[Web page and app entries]
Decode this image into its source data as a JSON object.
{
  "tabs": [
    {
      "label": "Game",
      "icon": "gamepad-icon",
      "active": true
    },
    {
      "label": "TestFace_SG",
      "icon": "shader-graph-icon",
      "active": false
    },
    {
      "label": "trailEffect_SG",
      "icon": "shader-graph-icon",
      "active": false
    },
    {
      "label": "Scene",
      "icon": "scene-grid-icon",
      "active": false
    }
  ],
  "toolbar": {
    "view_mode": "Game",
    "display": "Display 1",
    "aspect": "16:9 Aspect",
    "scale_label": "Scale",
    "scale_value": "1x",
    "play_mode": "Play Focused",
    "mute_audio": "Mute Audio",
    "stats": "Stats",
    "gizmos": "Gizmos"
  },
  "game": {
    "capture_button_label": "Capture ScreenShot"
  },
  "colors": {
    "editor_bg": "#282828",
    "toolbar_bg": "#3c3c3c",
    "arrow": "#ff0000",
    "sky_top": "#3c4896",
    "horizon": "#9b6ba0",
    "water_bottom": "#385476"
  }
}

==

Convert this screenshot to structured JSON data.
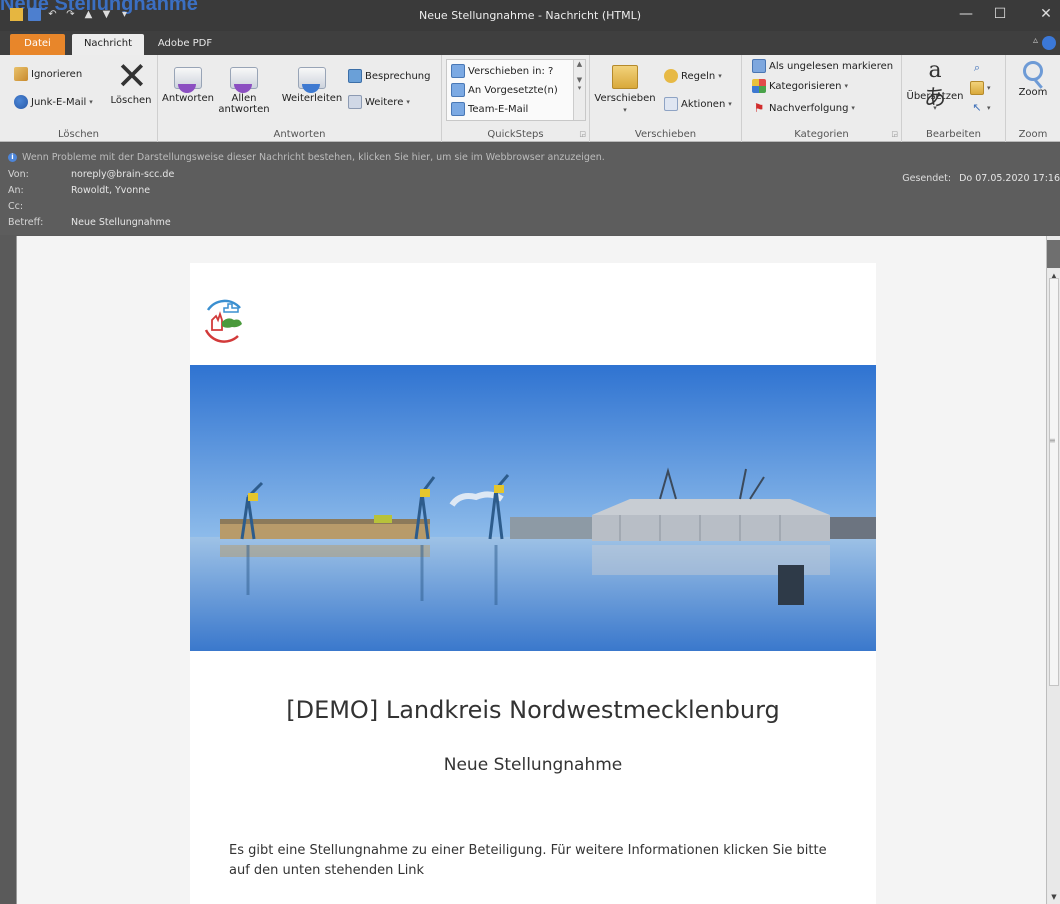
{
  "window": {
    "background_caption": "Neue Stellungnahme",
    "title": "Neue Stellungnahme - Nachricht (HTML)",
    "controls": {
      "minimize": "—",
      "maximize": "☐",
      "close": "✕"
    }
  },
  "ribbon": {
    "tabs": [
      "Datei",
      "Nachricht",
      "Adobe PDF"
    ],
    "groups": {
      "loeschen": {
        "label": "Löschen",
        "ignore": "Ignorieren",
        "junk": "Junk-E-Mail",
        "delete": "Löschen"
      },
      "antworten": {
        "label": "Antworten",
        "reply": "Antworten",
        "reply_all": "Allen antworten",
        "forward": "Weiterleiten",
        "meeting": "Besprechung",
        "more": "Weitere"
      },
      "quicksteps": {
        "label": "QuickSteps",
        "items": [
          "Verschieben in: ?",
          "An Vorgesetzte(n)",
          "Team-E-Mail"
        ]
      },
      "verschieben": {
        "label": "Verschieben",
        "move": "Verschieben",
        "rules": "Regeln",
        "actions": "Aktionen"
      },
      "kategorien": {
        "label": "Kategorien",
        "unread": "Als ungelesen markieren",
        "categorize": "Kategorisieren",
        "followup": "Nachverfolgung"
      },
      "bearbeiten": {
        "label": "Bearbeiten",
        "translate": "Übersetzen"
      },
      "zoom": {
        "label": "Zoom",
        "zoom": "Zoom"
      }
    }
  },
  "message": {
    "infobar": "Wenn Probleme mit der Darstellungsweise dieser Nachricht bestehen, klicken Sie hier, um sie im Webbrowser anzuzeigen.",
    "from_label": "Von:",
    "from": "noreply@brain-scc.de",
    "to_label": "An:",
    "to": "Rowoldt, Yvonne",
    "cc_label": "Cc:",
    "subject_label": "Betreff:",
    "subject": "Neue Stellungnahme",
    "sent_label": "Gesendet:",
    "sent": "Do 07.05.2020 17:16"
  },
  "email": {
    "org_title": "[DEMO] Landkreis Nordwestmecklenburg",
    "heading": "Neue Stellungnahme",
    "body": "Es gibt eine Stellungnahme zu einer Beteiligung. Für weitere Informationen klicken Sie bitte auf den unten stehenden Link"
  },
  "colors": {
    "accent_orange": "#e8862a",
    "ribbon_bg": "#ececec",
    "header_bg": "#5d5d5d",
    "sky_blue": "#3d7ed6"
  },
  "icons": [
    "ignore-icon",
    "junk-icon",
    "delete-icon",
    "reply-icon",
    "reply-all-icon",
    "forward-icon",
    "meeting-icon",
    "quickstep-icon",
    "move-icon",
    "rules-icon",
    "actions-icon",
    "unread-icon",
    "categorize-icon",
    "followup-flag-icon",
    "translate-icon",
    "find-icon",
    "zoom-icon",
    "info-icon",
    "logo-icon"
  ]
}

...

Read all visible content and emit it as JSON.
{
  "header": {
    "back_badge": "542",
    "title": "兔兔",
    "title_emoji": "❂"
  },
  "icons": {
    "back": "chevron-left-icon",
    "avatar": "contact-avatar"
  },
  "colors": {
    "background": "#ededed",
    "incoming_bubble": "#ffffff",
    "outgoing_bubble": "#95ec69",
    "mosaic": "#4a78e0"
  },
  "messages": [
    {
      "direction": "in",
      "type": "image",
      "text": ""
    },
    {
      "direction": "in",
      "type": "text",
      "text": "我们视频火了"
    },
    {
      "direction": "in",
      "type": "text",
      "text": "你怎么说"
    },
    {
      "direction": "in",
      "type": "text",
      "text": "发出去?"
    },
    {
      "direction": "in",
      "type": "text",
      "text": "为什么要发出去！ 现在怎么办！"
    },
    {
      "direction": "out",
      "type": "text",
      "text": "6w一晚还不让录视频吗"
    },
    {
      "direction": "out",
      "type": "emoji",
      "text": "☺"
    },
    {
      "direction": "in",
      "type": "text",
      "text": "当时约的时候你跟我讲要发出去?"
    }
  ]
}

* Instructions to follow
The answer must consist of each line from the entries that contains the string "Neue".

* Answer area
    "background_caption": "Neue Stellungnahme",
    "title": "Neue Stellungnahme - Nachricht (HTML)",
    "subject": "Neue Stellungnahme",
    "heading": "Neue Stellungnahme",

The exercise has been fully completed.